* **Task directions**
Copy out each line of the data that holds the word "this".

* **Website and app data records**
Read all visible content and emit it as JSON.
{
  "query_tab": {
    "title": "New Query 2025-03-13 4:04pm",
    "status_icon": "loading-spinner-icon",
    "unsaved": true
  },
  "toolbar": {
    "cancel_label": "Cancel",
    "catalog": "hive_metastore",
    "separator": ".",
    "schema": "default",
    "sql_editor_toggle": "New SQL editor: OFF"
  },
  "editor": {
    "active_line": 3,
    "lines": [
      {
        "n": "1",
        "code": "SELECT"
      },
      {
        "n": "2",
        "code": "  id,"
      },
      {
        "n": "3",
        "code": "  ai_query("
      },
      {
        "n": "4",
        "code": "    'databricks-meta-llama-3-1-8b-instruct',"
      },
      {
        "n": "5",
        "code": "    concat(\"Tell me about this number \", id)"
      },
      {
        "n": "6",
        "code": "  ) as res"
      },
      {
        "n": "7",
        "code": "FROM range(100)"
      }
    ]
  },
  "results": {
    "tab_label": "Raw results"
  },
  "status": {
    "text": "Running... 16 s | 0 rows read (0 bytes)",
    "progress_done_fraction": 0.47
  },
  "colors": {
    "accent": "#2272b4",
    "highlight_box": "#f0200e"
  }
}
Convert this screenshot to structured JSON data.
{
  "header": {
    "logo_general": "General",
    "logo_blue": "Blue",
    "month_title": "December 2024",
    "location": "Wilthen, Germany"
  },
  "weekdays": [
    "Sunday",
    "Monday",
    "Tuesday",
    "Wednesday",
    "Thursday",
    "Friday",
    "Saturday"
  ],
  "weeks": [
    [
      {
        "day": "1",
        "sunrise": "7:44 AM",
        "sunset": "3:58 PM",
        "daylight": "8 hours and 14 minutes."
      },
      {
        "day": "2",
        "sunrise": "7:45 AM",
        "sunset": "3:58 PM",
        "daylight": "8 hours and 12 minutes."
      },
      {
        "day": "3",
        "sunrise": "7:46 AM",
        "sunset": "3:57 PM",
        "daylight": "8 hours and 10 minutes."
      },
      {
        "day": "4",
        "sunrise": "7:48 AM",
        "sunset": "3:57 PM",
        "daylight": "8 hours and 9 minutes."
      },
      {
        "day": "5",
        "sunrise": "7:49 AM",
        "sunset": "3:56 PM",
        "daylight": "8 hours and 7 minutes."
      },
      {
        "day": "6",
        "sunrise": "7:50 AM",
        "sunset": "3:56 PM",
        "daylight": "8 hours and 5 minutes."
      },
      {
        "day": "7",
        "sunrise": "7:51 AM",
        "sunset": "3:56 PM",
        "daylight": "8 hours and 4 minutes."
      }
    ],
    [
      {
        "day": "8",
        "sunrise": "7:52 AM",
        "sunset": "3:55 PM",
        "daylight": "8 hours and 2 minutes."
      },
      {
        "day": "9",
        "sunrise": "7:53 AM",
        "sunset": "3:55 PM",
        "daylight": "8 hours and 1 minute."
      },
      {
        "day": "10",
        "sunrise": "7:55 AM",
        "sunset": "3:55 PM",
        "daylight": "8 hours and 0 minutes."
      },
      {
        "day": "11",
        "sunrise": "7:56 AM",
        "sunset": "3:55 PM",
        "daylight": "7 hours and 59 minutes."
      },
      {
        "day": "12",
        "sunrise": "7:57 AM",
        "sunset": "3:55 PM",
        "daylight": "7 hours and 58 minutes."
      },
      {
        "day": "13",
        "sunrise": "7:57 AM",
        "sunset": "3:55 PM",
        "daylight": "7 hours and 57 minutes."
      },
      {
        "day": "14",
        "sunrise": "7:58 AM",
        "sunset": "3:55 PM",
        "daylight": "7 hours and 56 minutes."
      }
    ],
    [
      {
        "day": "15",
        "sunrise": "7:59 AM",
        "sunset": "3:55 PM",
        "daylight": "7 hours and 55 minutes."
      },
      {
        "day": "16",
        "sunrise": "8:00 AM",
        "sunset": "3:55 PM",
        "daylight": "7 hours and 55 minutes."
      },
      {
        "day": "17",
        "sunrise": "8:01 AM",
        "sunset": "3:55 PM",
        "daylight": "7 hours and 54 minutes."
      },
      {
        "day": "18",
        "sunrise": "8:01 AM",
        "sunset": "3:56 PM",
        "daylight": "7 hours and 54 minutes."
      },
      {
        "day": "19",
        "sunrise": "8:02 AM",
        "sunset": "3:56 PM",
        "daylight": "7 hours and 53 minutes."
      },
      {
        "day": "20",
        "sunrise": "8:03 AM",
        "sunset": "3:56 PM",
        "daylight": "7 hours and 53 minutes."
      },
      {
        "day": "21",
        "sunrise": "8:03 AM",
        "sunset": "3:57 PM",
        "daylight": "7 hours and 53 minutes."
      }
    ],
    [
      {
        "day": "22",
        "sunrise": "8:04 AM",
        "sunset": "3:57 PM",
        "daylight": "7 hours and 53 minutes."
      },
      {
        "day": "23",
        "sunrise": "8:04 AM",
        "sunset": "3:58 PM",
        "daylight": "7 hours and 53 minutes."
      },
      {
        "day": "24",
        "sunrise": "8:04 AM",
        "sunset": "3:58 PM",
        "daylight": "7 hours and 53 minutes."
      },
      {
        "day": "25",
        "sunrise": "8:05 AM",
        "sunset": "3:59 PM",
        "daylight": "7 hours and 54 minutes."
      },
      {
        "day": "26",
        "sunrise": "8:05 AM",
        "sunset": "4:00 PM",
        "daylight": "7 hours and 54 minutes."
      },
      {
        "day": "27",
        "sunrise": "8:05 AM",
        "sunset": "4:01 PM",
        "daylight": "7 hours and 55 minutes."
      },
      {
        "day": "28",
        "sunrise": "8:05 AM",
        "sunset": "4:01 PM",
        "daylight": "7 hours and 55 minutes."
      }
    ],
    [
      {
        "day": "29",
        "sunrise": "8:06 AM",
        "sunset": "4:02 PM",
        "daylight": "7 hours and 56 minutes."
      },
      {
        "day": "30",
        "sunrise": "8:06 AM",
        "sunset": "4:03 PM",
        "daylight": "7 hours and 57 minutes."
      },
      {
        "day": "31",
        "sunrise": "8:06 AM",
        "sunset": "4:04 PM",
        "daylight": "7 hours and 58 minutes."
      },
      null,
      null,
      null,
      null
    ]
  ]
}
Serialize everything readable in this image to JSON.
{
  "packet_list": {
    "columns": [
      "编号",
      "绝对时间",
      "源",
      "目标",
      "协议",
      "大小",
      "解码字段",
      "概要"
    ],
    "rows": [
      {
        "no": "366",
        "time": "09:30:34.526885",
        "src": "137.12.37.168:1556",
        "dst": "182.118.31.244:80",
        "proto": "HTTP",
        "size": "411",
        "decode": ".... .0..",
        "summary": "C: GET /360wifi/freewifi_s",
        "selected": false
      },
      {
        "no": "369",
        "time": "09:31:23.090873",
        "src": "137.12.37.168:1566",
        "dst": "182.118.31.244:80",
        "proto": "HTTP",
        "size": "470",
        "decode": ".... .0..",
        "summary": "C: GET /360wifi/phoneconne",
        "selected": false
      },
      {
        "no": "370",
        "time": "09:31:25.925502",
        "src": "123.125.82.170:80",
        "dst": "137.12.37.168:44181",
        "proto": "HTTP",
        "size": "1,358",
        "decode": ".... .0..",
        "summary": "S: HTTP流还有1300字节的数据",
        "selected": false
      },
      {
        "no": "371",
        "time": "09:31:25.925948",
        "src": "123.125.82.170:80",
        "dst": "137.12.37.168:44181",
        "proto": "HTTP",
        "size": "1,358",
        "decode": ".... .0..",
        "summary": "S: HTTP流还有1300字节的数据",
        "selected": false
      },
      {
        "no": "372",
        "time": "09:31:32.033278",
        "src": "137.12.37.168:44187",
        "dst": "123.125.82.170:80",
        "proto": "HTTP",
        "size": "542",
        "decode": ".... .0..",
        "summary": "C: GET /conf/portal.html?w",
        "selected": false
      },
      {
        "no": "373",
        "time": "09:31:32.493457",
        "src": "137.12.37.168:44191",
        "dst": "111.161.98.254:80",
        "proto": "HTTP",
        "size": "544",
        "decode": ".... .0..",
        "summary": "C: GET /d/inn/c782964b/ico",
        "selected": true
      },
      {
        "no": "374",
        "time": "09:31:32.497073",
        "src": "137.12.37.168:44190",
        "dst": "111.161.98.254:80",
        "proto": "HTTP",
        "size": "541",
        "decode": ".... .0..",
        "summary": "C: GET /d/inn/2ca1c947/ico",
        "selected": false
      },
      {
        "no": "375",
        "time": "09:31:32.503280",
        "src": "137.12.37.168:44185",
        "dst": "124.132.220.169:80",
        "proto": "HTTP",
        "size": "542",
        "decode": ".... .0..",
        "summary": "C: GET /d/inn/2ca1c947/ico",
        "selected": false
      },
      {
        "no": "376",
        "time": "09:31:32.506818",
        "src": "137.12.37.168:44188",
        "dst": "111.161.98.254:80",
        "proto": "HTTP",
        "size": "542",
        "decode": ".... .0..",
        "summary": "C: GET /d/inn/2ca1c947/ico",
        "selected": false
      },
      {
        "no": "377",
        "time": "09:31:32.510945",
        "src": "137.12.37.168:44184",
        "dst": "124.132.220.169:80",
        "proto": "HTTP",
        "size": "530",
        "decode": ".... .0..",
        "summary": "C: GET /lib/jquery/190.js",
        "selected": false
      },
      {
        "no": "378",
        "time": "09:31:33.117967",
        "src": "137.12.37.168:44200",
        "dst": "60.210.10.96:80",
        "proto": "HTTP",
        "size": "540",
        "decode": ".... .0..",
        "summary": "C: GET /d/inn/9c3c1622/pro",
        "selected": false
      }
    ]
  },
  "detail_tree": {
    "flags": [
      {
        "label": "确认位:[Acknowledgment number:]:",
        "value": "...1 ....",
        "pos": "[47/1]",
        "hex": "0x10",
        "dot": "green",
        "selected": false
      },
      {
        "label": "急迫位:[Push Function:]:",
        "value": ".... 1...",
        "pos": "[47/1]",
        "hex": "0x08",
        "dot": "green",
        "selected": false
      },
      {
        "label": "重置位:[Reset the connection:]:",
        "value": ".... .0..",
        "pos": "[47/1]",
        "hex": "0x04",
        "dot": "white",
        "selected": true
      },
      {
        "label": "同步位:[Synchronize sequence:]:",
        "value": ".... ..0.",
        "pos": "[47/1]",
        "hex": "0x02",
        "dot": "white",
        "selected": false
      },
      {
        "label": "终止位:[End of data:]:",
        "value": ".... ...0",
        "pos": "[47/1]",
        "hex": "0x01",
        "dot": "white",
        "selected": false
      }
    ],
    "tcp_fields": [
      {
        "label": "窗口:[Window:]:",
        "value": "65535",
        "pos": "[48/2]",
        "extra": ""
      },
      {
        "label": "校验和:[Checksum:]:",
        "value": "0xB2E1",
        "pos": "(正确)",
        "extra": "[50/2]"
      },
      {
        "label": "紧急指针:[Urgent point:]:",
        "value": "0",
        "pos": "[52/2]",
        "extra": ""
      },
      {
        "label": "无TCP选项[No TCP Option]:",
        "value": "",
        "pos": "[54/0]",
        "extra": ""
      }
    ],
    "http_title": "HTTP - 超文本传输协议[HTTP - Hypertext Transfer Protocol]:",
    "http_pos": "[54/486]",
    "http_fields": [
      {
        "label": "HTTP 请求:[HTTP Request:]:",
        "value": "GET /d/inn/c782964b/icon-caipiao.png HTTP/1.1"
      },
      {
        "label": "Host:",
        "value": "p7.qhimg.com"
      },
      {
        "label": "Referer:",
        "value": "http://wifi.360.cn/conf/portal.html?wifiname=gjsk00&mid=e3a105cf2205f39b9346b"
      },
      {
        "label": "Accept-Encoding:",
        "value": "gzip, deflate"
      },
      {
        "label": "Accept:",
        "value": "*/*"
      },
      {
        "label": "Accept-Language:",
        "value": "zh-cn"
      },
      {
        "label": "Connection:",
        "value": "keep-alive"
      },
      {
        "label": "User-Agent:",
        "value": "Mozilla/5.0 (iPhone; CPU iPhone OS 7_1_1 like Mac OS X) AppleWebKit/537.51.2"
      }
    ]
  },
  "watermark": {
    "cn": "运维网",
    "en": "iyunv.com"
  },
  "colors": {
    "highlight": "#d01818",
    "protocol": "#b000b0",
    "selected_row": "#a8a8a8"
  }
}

* **Response below**
        "code": "    concat(\"Tell me about this number \", id)"
Convert this screenshot to structured JSON data.
Serialize everything readable in this image to JSON.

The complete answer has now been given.